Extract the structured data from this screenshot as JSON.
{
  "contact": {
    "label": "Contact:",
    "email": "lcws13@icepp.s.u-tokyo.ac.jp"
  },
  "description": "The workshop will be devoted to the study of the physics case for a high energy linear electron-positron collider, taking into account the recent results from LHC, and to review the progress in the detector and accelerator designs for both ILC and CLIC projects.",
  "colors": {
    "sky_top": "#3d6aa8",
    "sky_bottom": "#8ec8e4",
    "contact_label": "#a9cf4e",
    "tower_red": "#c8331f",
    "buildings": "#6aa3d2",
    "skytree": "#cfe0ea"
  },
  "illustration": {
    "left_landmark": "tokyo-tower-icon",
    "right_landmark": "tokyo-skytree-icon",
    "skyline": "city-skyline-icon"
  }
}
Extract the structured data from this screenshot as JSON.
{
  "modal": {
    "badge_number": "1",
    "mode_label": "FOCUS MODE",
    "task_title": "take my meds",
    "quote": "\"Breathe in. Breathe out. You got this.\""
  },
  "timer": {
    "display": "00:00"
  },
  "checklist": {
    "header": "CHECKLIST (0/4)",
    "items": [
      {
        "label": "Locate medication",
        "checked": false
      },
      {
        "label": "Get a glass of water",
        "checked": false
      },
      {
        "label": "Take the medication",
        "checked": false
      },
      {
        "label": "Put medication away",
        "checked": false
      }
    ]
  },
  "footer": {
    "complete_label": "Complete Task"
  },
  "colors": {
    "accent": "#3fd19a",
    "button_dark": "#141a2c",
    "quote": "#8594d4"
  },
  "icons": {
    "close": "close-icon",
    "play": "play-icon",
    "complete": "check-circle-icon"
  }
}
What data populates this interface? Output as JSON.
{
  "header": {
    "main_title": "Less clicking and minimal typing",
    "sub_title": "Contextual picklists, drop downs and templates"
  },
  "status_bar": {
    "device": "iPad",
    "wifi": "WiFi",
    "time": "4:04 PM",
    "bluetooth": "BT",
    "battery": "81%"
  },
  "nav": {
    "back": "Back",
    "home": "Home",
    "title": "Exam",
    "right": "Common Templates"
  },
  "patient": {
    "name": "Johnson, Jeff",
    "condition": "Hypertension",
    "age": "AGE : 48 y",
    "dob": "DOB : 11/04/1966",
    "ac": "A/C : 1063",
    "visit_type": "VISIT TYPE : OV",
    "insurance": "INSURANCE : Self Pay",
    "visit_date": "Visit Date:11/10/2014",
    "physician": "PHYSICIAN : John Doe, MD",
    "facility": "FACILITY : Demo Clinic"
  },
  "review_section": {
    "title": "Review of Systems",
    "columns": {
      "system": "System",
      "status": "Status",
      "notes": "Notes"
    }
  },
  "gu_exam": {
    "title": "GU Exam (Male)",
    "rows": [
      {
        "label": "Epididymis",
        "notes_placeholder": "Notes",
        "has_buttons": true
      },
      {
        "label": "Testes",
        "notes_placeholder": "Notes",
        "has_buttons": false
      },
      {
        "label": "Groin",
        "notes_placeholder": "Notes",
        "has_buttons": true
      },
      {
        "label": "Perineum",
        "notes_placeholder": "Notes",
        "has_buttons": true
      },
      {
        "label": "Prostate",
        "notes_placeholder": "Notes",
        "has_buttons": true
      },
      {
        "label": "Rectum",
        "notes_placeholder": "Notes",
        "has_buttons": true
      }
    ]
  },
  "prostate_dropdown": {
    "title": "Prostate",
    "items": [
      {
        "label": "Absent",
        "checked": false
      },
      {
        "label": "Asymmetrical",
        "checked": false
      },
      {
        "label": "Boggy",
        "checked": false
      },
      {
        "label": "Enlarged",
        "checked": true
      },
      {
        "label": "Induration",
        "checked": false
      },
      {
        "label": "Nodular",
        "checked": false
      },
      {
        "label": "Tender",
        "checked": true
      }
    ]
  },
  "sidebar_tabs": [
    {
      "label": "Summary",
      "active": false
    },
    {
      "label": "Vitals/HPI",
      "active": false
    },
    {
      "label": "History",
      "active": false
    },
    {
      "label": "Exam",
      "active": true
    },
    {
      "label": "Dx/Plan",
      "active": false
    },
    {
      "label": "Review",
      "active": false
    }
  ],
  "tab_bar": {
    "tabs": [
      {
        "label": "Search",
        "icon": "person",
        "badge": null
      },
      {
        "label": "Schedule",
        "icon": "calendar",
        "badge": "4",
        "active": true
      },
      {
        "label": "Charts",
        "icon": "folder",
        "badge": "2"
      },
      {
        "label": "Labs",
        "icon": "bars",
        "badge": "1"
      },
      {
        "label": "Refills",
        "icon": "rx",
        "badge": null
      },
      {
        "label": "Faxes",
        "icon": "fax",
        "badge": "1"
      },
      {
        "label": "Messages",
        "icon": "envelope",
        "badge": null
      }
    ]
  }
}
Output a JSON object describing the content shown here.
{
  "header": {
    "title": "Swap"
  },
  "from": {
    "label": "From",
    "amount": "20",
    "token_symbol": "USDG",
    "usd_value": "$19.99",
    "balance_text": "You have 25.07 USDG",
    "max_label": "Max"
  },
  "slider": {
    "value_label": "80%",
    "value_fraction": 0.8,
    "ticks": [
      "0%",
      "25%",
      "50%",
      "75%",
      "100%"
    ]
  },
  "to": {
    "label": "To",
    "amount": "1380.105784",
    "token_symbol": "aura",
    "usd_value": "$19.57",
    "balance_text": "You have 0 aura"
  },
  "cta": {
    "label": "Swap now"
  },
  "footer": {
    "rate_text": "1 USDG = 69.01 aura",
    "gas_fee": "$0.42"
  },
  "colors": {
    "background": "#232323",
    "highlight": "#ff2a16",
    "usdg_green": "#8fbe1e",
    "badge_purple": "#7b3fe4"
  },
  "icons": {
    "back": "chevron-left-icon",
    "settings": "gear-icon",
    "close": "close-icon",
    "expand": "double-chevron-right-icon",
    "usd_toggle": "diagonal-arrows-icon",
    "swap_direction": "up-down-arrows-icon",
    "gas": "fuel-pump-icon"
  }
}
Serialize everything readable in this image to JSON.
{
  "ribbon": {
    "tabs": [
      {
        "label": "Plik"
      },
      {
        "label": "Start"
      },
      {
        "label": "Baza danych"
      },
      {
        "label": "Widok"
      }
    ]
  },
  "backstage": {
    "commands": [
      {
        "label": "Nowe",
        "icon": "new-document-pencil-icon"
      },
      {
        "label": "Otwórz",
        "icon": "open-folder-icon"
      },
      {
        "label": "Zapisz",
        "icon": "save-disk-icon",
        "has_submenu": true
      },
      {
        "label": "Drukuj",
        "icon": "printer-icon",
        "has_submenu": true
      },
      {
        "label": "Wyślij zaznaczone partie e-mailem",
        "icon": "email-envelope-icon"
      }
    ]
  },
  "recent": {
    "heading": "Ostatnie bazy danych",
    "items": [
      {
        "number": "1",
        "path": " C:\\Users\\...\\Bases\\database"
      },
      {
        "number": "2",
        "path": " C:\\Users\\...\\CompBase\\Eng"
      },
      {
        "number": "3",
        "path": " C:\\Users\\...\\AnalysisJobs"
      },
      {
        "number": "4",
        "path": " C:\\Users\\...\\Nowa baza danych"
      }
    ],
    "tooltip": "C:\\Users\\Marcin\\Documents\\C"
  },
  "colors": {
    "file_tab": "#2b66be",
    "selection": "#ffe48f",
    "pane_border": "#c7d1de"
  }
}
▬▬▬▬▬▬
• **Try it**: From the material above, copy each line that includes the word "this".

• **Written solution**:
Extract the structured data from this screenshot as JSON.
Extract the structured data from this screenshot as JSON.
    "quote": "\"Breathe in. Breathe out. You got this.\""
What data populates this interface? Output as JSON.
Serialize everything readable in this image to JSON.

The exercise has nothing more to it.